Gulf Dead Zone: Bigger than ever
July 24 2007 |
by Mark Rauscher
U.S. farmers planted 92.9 million acres of corn this spring, a 15 percent-plus jump from last year. If you lumped all that land together -- not too hard to imagine, given that corn ag is highly concentrated in the Midwest -- you'd have a monocropped land mass nearly equal in size to the state of California.
The jump in corn acreage is excellent news if you own shares in mega meat-processing firms like Tyson and Smithfield. These firms have been complaining bitterly that the price of corn, driven up by the government-induced ethanol boom, will eat into their profits. (Corn is the preferred feed of CAFO operators, if not of the animals they confine.)
The California-sized corn planting is expected to deliver the largest corn harvest in U.S. history, which will likely drive corn prices down a little.
But the corn boom absolutely sucks if you live in a fishing community along the Gulf Coast -- or if you happen to be a fish who makes a home in those troubled coastal waters.

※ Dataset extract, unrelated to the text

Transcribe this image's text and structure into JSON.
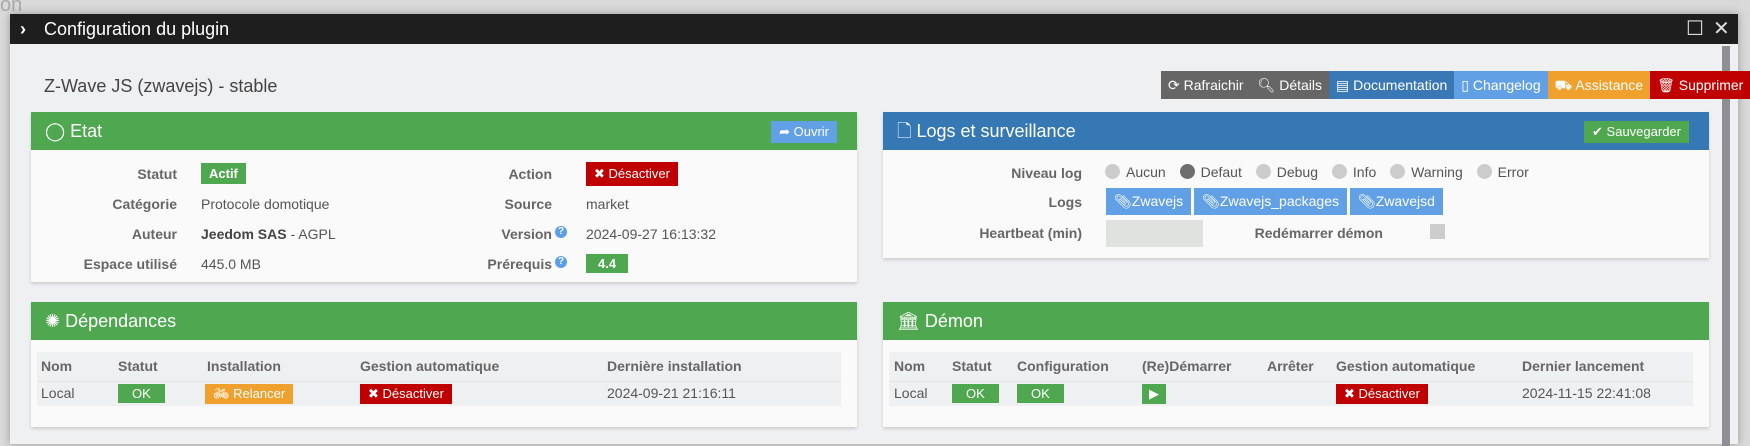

Researchers projected [PDF] Monday that the Gulf of Mexico's Dead Zone, like this year's corn harvest, will likely be the largest ever recorded.
Lots more after the jump